_Task statement_. The response must restate the data exactly, with nothing left out.

--- Task material Enclosed Below ---

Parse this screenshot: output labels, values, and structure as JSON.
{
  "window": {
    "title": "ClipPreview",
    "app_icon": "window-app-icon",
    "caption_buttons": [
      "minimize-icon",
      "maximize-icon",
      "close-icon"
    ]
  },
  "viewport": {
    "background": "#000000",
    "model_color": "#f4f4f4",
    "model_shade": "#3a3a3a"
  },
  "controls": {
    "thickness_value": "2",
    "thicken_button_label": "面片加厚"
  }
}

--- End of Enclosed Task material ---

_Response area_.
Parse this screenshot: output labels, values, and structure as JSON.
{
  "window": {
    "title": "ClipPreview",
    "app_icon": "window-app-icon",
    "caption_buttons": [
      "minimize-icon",
      "maximize-icon",
      "close-icon"
    ]
  },
  "viewport": {
    "background": "#000000",
    "model_color": "#f4f4f4",
    "model_shade": "#3a3a3a"
  },
  "controls": {
    "thickness_value": "2",
    "thicken_button_label": "面片加厚"
  }
}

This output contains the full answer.